  4. "Wilders: liever een coalitie dan een revolte". NOS. 2 February 2016. Retrieved 16 March 2017.
  5. "Buma weigert regeren met PVV nog steeds". De Telegraaf. 18 October 2015. Retrieved 16 March 2017.
  6. "PvdA-voorzitter Spekman: Henk en Mark, zeg nee tegen de PVV". NOS. 14 January 2017. Retrieved 16 March 2016.
  7. "Rutte: kans op regering VVD met PVV is nul". NOS. 15 January 2017. Retrieved 16 March 2017.
  8. Sasha Kester (14 January 2017). "Roemer sluit samenwerking met VVD uit en roept PvdA op hetzelfde te doen". Volkskrant. Retrieved 16 March 2017.
  9. "ChristenUnie sluit samenwerking met PVV uit". Groot Nieuws Radio. 23 January 2017. Retrieved 16 March 2017.
  10. Edwin van der Aa; Hans van Soest (14 January 2017). "Emile Roemer sluit VVD uit". Algemeen Dagblad. Retrieved 16 March 2017.
  11. Vries, Joost de (20 March 2017). "Van middenkabinet tot 'christelijk progressief', alle formatiewensen op een rij - Binnenland - Voor nieuws, achtergronden en columns". De Volkskrant (in Dutch). Retrieved 28 March 2017.
  12. "Formatie dag 8: de onderhandelingen gaan beginnen". NOS (in Dutch). 23 March 2017. Retrieved 28 March 2017.
  13. Dutch coalition talks failed say officials, (in English) politico.eu.
  14. BBC News, Europe.
  15. Geen kans op slagen met CU (in Dutch), telegraaf.nl.
  16. Formatie in impassie: D66 nog geen zin in CU (in Dutch), nrc.nl, 2017.05.18.
  17. Dutch government talks near finish line Politico, 4 August 2017.
  18. Talks to form Dutch govt kick off again after break Yahoo News 9 August 2017.
  19. "Dutch budget deal prevents collapse of shaky coalition". The Irish Times. 13 September 2017. Retrieved 2 October 2017.
  20. "208 Days to Forge Four-Party Coalition Dutch Government". The Australian. 10 October 2017. Retrieved 9 October 2017.
  21. Kroet, Cynthia (9 October 2017). "Dutch Coalition Partners Agree on Government Deal, Seek Party Backing". Politico. Retrieved 9 October 2017.

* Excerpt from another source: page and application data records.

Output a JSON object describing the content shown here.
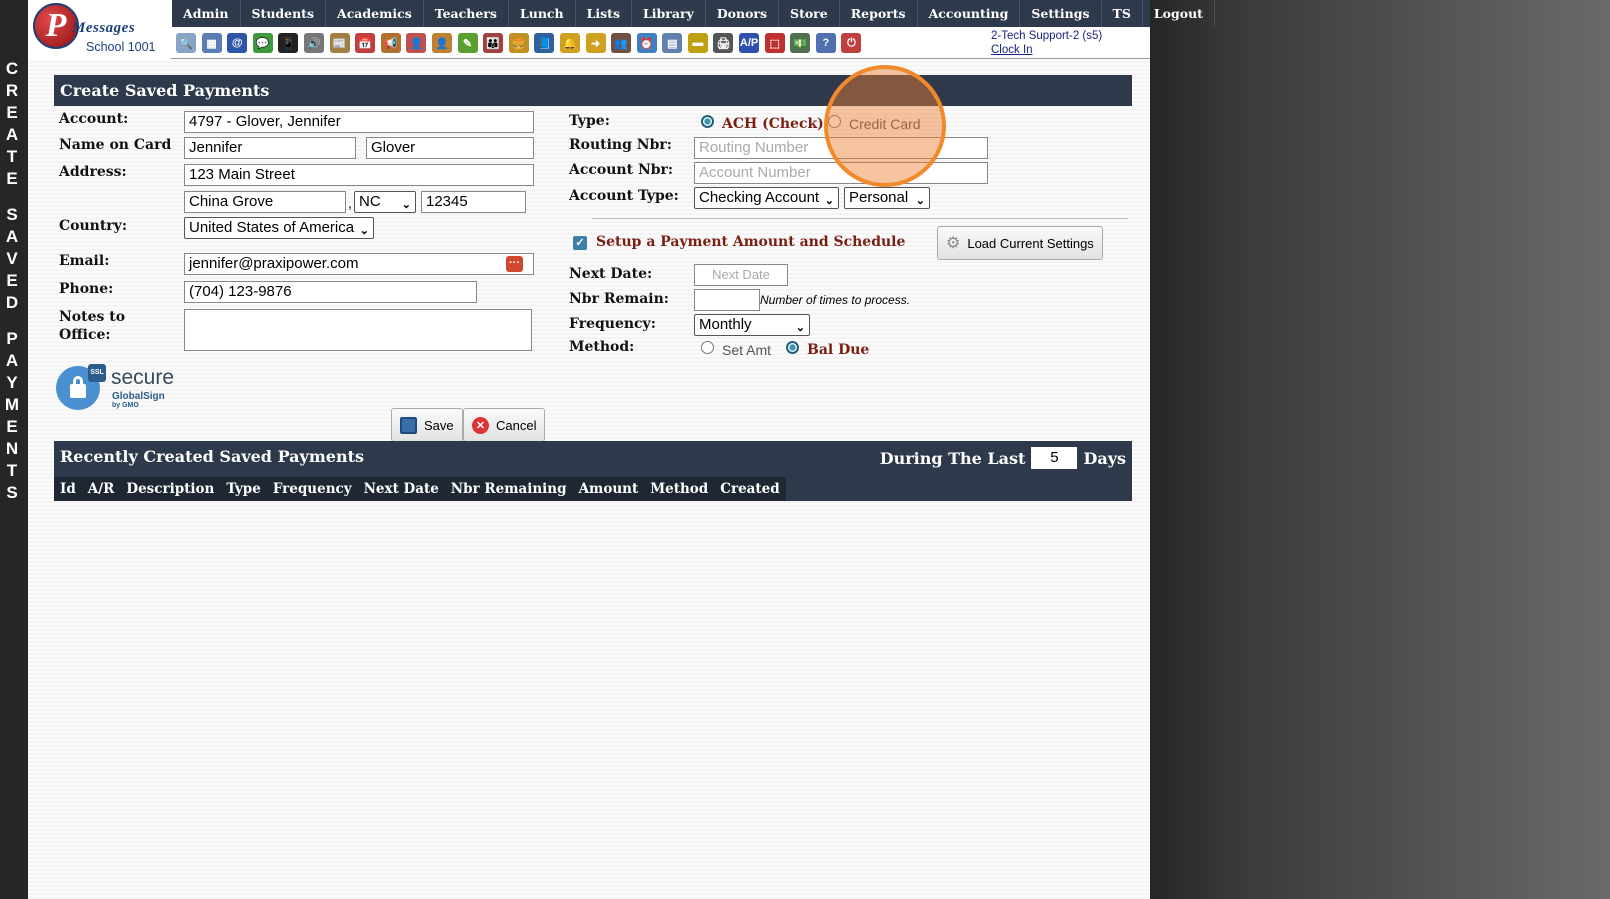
{
  "side_title": [
    "C",
    "R",
    "E",
    "A",
    "T",
    "E",
    "",
    "S",
    "A",
    "V",
    "E",
    "D",
    "",
    "P",
    "A",
    "Y",
    "M",
    "E",
    "N",
    "T",
    "S"
  ],
  "logo": {
    "initial": "P",
    "brand": "Messages",
    "school": "School 1001"
  },
  "nav": [
    "Admin",
    "Students",
    "Academics",
    "Teachers",
    "Lunch",
    "Lists",
    "Library",
    "Donors",
    "Store",
    "Reports",
    "Accounting",
    "Settings",
    "TS",
    "Logout"
  ],
  "toolbar_icons": [
    {
      "name": "search-icon",
      "color": "#8aa4c8",
      "glyph": "🔍"
    },
    {
      "name": "calendar-grid-icon",
      "color": "#5b7db5",
      "glyph": "▦"
    },
    {
      "name": "email-icon",
      "color": "#2d55a8",
      "glyph": "@"
    },
    {
      "name": "chat-icon",
      "color": "#3f9a3f",
      "glyph": "💬"
    },
    {
      "name": "phone-icon",
      "color": "#222",
      "glyph": "📱"
    },
    {
      "name": "speaker-icon",
      "color": "#777",
      "glyph": "🔊"
    },
    {
      "name": "newsletter-icon",
      "color": "#a08040",
      "glyph": "📰"
    },
    {
      "name": "calendar-icon",
      "color": "#c04040",
      "glyph": "📅"
    },
    {
      "name": "megaphone-icon",
      "color": "#b07030",
      "glyph": "📢"
    },
    {
      "name": "student-icon",
      "color": "#c05050",
      "glyph": "👤"
    },
    {
      "name": "teacher-icon",
      "color": "#c08030",
      "glyph": "👤"
    },
    {
      "name": "pencil-icon",
      "color": "#5aa030",
      "glyph": "✎"
    },
    {
      "name": "family-icon",
      "color": "#a04040",
      "glyph": "👪"
    },
    {
      "name": "lunch-icon",
      "color": "#c09020",
      "glyph": "🍔"
    },
    {
      "name": "book-icon",
      "color": "#3060a0",
      "glyph": "📘"
    },
    {
      "name": "bell-icon",
      "color": "#d0a020",
      "glyph": "🔔"
    },
    {
      "name": "arrow-icon",
      "color": "#d0a020",
      "glyph": "➜"
    },
    {
      "name": "people-icon",
      "color": "#705040",
      "glyph": "👥"
    },
    {
      "name": "clock-icon",
      "color": "#4080c0",
      "glyph": "⏰"
    },
    {
      "name": "document-icon",
      "color": "#6080b0",
      "glyph": "▤"
    },
    {
      "name": "card-icon",
      "color": "#c0a010",
      "glyph": "▬"
    },
    {
      "name": "printer-icon",
      "color": "#555",
      "glyph": "🖨"
    },
    {
      "name": "ap-icon",
      "color": "#3050b0",
      "glyph": "A/P"
    },
    {
      "name": "pdf-icon",
      "color": "#c03030",
      "glyph": "⬚"
    },
    {
      "name": "money-icon",
      "color": "#507050",
      "glyph": "💵"
    },
    {
      "name": "help-icon",
      "color": "#5070b0",
      "glyph": "?"
    },
    {
      "name": "power-icon",
      "color": "#c04040",
      "glyph": "⏻"
    }
  ],
  "user": {
    "name": "2-Tech Support-2 (s5)",
    "clock": "Clock In"
  },
  "form": {
    "header": "Create Saved Payments",
    "labels": {
      "account": "Account:",
      "name_on_card": "Name on Card",
      "address": "Address:",
      "country": "Country:",
      "email": "Email:",
      "phone": "Phone:",
      "notes": "Notes to",
      "notes2": "Office:",
      "type": "Type:",
      "routing": "Routing Nbr:",
      "account_nbr": "Account Nbr:",
      "account_type": "Account Type:",
      "next_date": "Next Date:",
      "nbr_remain": "Nbr Remain:",
      "frequency": "Frequency:",
      "method": "Method:"
    },
    "account": "4797 - Glover, Jennifer",
    "first_name": "Jennifer",
    "last_name": "Glover",
    "street": "123 Main Street",
    "city": "China Grove",
    "state": "NC",
    "zip": "12345",
    "country": "United States of America",
    "email": "jennifer@praxipower.com",
    "phone": "(704) 123-9876",
    "notes": "",
    "type_ach": "ACH (Check)",
    "type_cc": "Credit Card",
    "routing_placeholder": "Routing Number",
    "account_placeholder": "Account Number",
    "account_type": "Checking Account",
    "account_kind": "Personal",
    "schedule_label": "Setup a Payment Amount and Schedule",
    "load_button": "Load Current Settings",
    "next_date_placeholder": "Next Date",
    "nbr_remain_hint": "Number of times to process.",
    "frequency": "Monthly",
    "method_set": "Set Amt",
    "method_bal": "Bal Due",
    "save": "Save",
    "cancel": "Cancel",
    "ssl": {
      "badge": "SSL",
      "secure": "secure",
      "brand": "GlobalSign",
      "by": "by GMO"
    }
  },
  "recent": {
    "header": "Recently Created Saved Payments",
    "during": "During The Last",
    "days_value": "5",
    "days": "Days",
    "columns": [
      "Id",
      "A/R",
      "Description",
      "Type",
      "Frequency",
      "Next Date",
      "Nbr Remaining",
      "Amount",
      "Method",
      "Created"
    ]
  }
}
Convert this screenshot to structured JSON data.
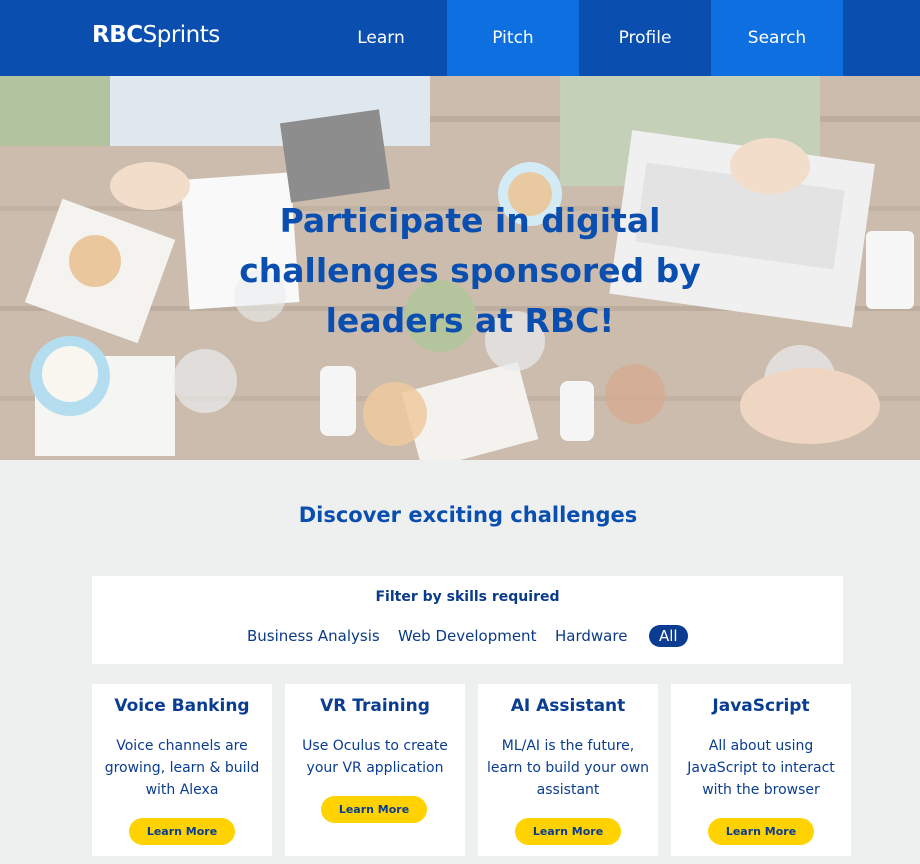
{
  "nav": {
    "logo_bold": "RBC",
    "logo_light": "Sprints",
    "items": [
      {
        "label": "Learn"
      },
      {
        "label": "Pitch"
      },
      {
        "label": "Profile"
      },
      {
        "label": "Search"
      }
    ],
    "colors": {
      "bar": "#0a4fb0",
      "highlight": "#0d6fe0"
    }
  },
  "hero": {
    "title": "Participate in digital challenges sponsored by leaders at RBC!"
  },
  "discover": {
    "title": "Discover exciting challenges"
  },
  "filter": {
    "title": "Filter by skills required",
    "options": [
      "Business Analysis",
      "Web Development",
      "Hardware",
      "All"
    ],
    "selected": "All"
  },
  "cards": [
    {
      "title": "Voice Banking",
      "desc": "Voice channels are growing, learn & build with Alexa",
      "button": "Learn More"
    },
    {
      "title": "VR Training",
      "desc": "Use Oculus to create your VR application",
      "button": "Learn More"
    },
    {
      "title": "AI Assistant",
      "desc": "ML/AI is the future, learn to build your own assistant",
      "button": "Learn More"
    },
    {
      "title": "JavaScript",
      "desc": "All about using JavaScript to interact with the browser",
      "button": "Learn More"
    }
  ],
  "colors": {
    "accent": "#0a4fb0",
    "button": "#ffd200",
    "page_bg": "#eef0ef"
  }
}
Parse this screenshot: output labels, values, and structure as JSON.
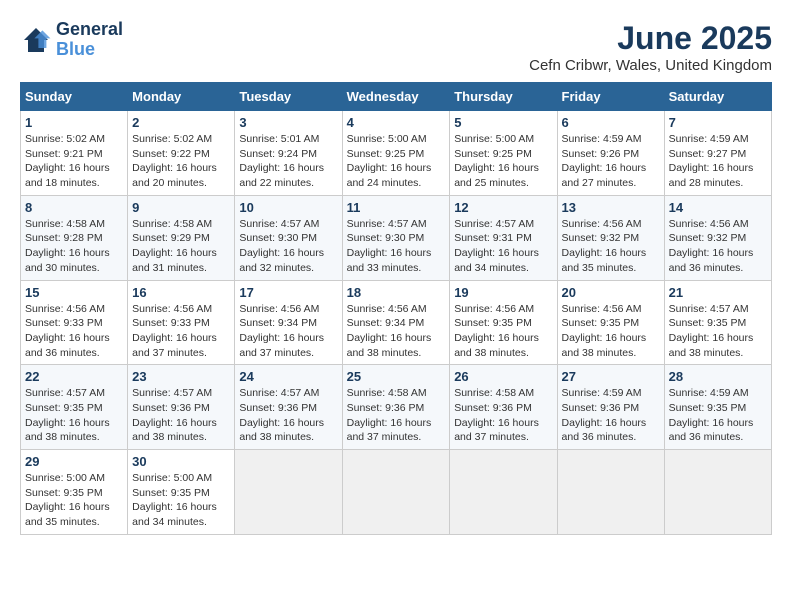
{
  "header": {
    "logo_line1": "General",
    "logo_line2": "Blue",
    "month": "June 2025",
    "location": "Cefn Cribwr, Wales, United Kingdom"
  },
  "weekdays": [
    "Sunday",
    "Monday",
    "Tuesday",
    "Wednesday",
    "Thursday",
    "Friday",
    "Saturday"
  ],
  "weeks": [
    [
      {
        "day": "1",
        "sunrise": "5:02 AM",
        "sunset": "9:21 PM",
        "daylight": "16 hours and 18 minutes."
      },
      {
        "day": "2",
        "sunrise": "5:02 AM",
        "sunset": "9:22 PM",
        "daylight": "16 hours and 20 minutes."
      },
      {
        "day": "3",
        "sunrise": "5:01 AM",
        "sunset": "9:24 PM",
        "daylight": "16 hours and 22 minutes."
      },
      {
        "day": "4",
        "sunrise": "5:00 AM",
        "sunset": "9:25 PM",
        "daylight": "16 hours and 24 minutes."
      },
      {
        "day": "5",
        "sunrise": "5:00 AM",
        "sunset": "9:25 PM",
        "daylight": "16 hours and 25 minutes."
      },
      {
        "day": "6",
        "sunrise": "4:59 AM",
        "sunset": "9:26 PM",
        "daylight": "16 hours and 27 minutes."
      },
      {
        "day": "7",
        "sunrise": "4:59 AM",
        "sunset": "9:27 PM",
        "daylight": "16 hours and 28 minutes."
      }
    ],
    [
      {
        "day": "8",
        "sunrise": "4:58 AM",
        "sunset": "9:28 PM",
        "daylight": "16 hours and 30 minutes."
      },
      {
        "day": "9",
        "sunrise": "4:58 AM",
        "sunset": "9:29 PM",
        "daylight": "16 hours and 31 minutes."
      },
      {
        "day": "10",
        "sunrise": "4:57 AM",
        "sunset": "9:30 PM",
        "daylight": "16 hours and 32 minutes."
      },
      {
        "day": "11",
        "sunrise": "4:57 AM",
        "sunset": "9:30 PM",
        "daylight": "16 hours and 33 minutes."
      },
      {
        "day": "12",
        "sunrise": "4:57 AM",
        "sunset": "9:31 PM",
        "daylight": "16 hours and 34 minutes."
      },
      {
        "day": "13",
        "sunrise": "4:56 AM",
        "sunset": "9:32 PM",
        "daylight": "16 hours and 35 minutes."
      },
      {
        "day": "14",
        "sunrise": "4:56 AM",
        "sunset": "9:32 PM",
        "daylight": "16 hours and 36 minutes."
      }
    ],
    [
      {
        "day": "15",
        "sunrise": "4:56 AM",
        "sunset": "9:33 PM",
        "daylight": "16 hours and 36 minutes."
      },
      {
        "day": "16",
        "sunrise": "4:56 AM",
        "sunset": "9:33 PM",
        "daylight": "16 hours and 37 minutes."
      },
      {
        "day": "17",
        "sunrise": "4:56 AM",
        "sunset": "9:34 PM",
        "daylight": "16 hours and 37 minutes."
      },
      {
        "day": "18",
        "sunrise": "4:56 AM",
        "sunset": "9:34 PM",
        "daylight": "16 hours and 38 minutes."
      },
      {
        "day": "19",
        "sunrise": "4:56 AM",
        "sunset": "9:35 PM",
        "daylight": "16 hours and 38 minutes."
      },
      {
        "day": "20",
        "sunrise": "4:56 AM",
        "sunset": "9:35 PM",
        "daylight": "16 hours and 38 minutes."
      },
      {
        "day": "21",
        "sunrise": "4:57 AM",
        "sunset": "9:35 PM",
        "daylight": "16 hours and 38 minutes."
      }
    ],
    [
      {
        "day": "22",
        "sunrise": "4:57 AM",
        "sunset": "9:35 PM",
        "daylight": "16 hours and 38 minutes."
      },
      {
        "day": "23",
        "sunrise": "4:57 AM",
        "sunset": "9:36 PM",
        "daylight": "16 hours and 38 minutes."
      },
      {
        "day": "24",
        "sunrise": "4:57 AM",
        "sunset": "9:36 PM",
        "daylight": "16 hours and 38 minutes."
      },
      {
        "day": "25",
        "sunrise": "4:58 AM",
        "sunset": "9:36 PM",
        "daylight": "16 hours and 37 minutes."
      },
      {
        "day": "26",
        "sunrise": "4:58 AM",
        "sunset": "9:36 PM",
        "daylight": "16 hours and 37 minutes."
      },
      {
        "day": "27",
        "sunrise": "4:59 AM",
        "sunset": "9:36 PM",
        "daylight": "16 hours and 36 minutes."
      },
      {
        "day": "28",
        "sunrise": "4:59 AM",
        "sunset": "9:35 PM",
        "daylight": "16 hours and 36 minutes."
      }
    ],
    [
      {
        "day": "29",
        "sunrise": "5:00 AM",
        "sunset": "9:35 PM",
        "daylight": "16 hours and 35 minutes."
      },
      {
        "day": "30",
        "sunrise": "5:00 AM",
        "sunset": "9:35 PM",
        "daylight": "16 hours and 34 minutes."
      },
      null,
      null,
      null,
      null,
      null
    ]
  ]
}
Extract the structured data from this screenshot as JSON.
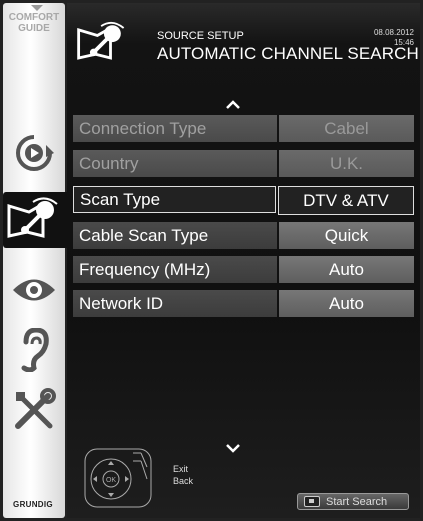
{
  "sidebar": {
    "title_line1": "COMFORT",
    "title_line2": "GUIDE",
    "brand": "GRUNDIG",
    "items": [
      {
        "icon": "playback-icon"
      },
      {
        "icon": "source-setup-icon",
        "active": true
      },
      {
        "icon": "picture-eye-icon"
      },
      {
        "icon": "sound-ear-icon"
      },
      {
        "icon": "tools-icon"
      }
    ]
  },
  "header": {
    "subtitle": "SOURCE SETUP",
    "title": "AUTOMATIC CHANNEL SEARCH",
    "date": "08.08.2012",
    "time": "15:46"
  },
  "settings": [
    {
      "label": "Connection Type",
      "value": "Cabel",
      "state": "dim"
    },
    {
      "label": "Country",
      "value": "U.K.",
      "state": "dim"
    },
    {
      "label": "Scan Type",
      "value": "DTV & ATV",
      "state": "selected"
    },
    {
      "label": "Cable Scan Type",
      "value": "Quick",
      "state": "normal"
    },
    {
      "label": "Frequency (MHz)",
      "value": "Auto",
      "state": "normal"
    },
    {
      "label": "Network ID",
      "value": "Auto",
      "state": "normal"
    }
  ],
  "footer": {
    "remote_ok": "OK",
    "exit_label": "Exit",
    "back_label": "Back",
    "start_label": "Start Search"
  },
  "colors": {
    "background": "#101010",
    "sidebar": "#ffffff",
    "row_dim": "#5a5a5a",
    "row_value": "#6a6a6a",
    "selected_border": "#dddddd"
  }
}
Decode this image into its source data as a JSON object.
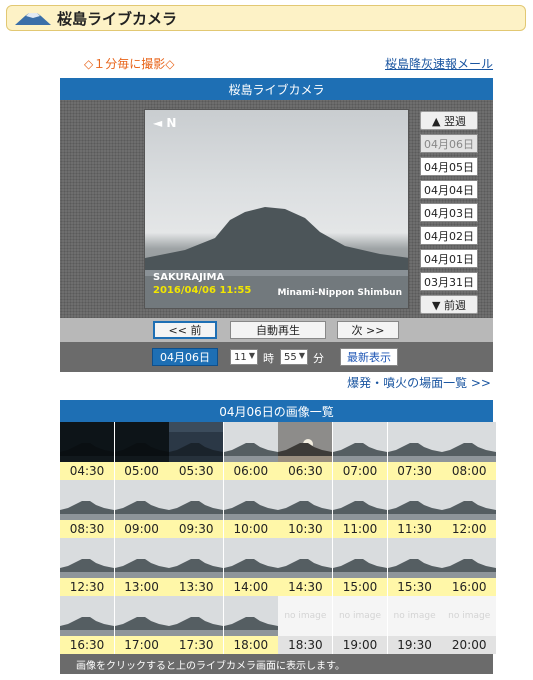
{
  "header": {
    "title": "桜島ライブカメラ"
  },
  "note": "◇１分毎に撮影◇",
  "mail_link": "桜島降灰速報メール",
  "camera": {
    "title": "桜島ライブカメラ",
    "direction": "◄ N",
    "place": "SAKURAJIMA",
    "datetime": "2016/04/06  11:55",
    "credit": "Minami-Nippon Shimbun"
  },
  "week_nav": {
    "next_week": "▲ 翌週",
    "prev_week": "▼ 前週",
    "days": [
      "04月06日",
      "04月05日",
      "04月04日",
      "04月03日",
      "04月02日",
      "04月01日",
      "03月31日"
    ],
    "selected_index": 0
  },
  "controls": {
    "prev": "<< 前",
    "autoplay": "自動再生",
    "next": "次 >>",
    "date": "04月06日",
    "hour": "11",
    "hour_unit": "時",
    "minute": "55",
    "minute_unit": "分",
    "latest": "最新表示"
  },
  "eruption_link": "爆発・噴火の場面一覧 >>",
  "gallery": {
    "title": "04月06日の画像一覧",
    "no_image_text": "no image",
    "times": [
      "04:30",
      "05:00",
      "05:30",
      "06:00",
      "06:30",
      "07:00",
      "07:30",
      "08:00",
      "08:30",
      "09:00",
      "09:30",
      "10:00",
      "10:30",
      "11:00",
      "11:30",
      "12:00",
      "12:30",
      "13:00",
      "13:30",
      "14:00",
      "14:30",
      "15:00",
      "15:30",
      "16:00",
      "16:30",
      "17:00",
      "17:30",
      "18:00",
      "18:30",
      "19:00",
      "19:30",
      "20:00"
    ],
    "kinds": [
      "night",
      "night",
      "dawn",
      "day",
      "sunrise",
      "day",
      "day",
      "day",
      "day",
      "day",
      "day",
      "day",
      "day",
      "day",
      "day",
      "day",
      "day",
      "day",
      "day",
      "day",
      "day",
      "day",
      "day",
      "day",
      "day",
      "day",
      "day",
      "day",
      "none",
      "none",
      "none",
      "none"
    ],
    "footer": "画像をクリックすると上のライブカメラ画面に表示します。"
  }
}
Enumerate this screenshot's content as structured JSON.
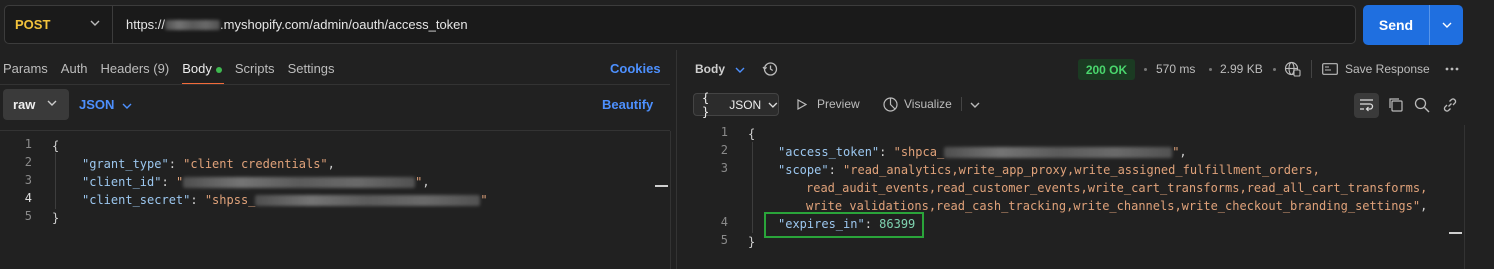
{
  "request": {
    "method": "POST",
    "url_suffix": ".myshopify.com/admin/oauth/access_token",
    "url_prefix": "https://",
    "send_label": "Send"
  },
  "request_tabs": [
    "Params",
    "Auth",
    "Headers (9)",
    "Body",
    "Scripts",
    "Settings"
  ],
  "active_tab": "Body",
  "cookies_label": "Cookies",
  "body_mode": "raw",
  "body_format": "JSON",
  "beautify_label": "Beautify",
  "request_body": {
    "line_numbers": [
      "1",
      "2",
      "3",
      "4",
      "5"
    ],
    "open_brace": "{",
    "close_brace": "}",
    "grant_type_key": "\"grant_type\"",
    "grant_type_value": "\"client credentials\"",
    "client_id_key": "\"client_id\"",
    "client_id_value_open": "\"",
    "client_id_value_close": "\"",
    "client_secret_key": "\"client_secret\"",
    "client_secret_value_open": "\"shpss_",
    "client_secret_value_close": "\""
  },
  "response": {
    "body_label": "Body",
    "status": "200 OK",
    "time": "570 ms",
    "size": "2.99 KB",
    "save_label": "Save Response",
    "format": "JSON",
    "preview_label": "Preview",
    "visualize_label": "Visualize",
    "line_numbers": [
      "1",
      "2",
      "3",
      "4",
      "5"
    ],
    "open_brace": "{",
    "close_brace": "}",
    "access_token_key": "\"access_token\"",
    "access_token_value_open": "\"shpca_",
    "access_token_value_close": "\"",
    "scope_key": "\"scope\"",
    "scope_line1": "\"read_analytics,write_app_proxy,write_assigned_fulfillment_orders,",
    "scope_line2": "read_audit_events,read_customer_events,write_cart_transforms,read_all_cart_transforms,",
    "scope_line3": "write_validations,read_cash_tracking,write_channels,write_checkout_branding_settings\"",
    "expires_in_key": "\"expires_in\"",
    "expires_in_value": "86399"
  },
  "colors": {
    "accent": "#1f6fe0",
    "method": "#f3c33c",
    "status_ok": "#4ad66d",
    "highlight": "#2aa43a"
  }
}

  22. Henley, Jon (9 October 2017). "Dutch Parties Agree Coalition Government After a Record 208 Days". The Guardian. Retrieved 9 October 2017.
  23. Kroet, Cynthia (10 October 2017). "Dutch Government Coalition Deal Receives Parliamentary Backing". Politico. Retrieved 9 October 2017.
  24. Schaart, Eline (2019-10-07). "Dutch coalition loses majority in parliament". Politico Europe. Retrieved 2019-10-07. The Dutch coalition government on Monday lost its majority in parliament when an MP who had been expelled from Prime Minister Mark Rutte's party said he would sit as an independent.
  25. "Volg hier de wetgeving van Rutte III". NRC (in Dutch). 15 January 2018. Retrieved 22 November 2018.
  26. "Kabinet en coalitie schaffen dividendbelasting definitief niet af". NU.nl (in Dutch). 15 October 2018. Retrieved 22 November 2018.
  27. "Kabinet: binnen 12 jaar einde aan gaswinning in Groningen". NOS (in Dutch). 29 March 2018. Retrieved 22 November 2018.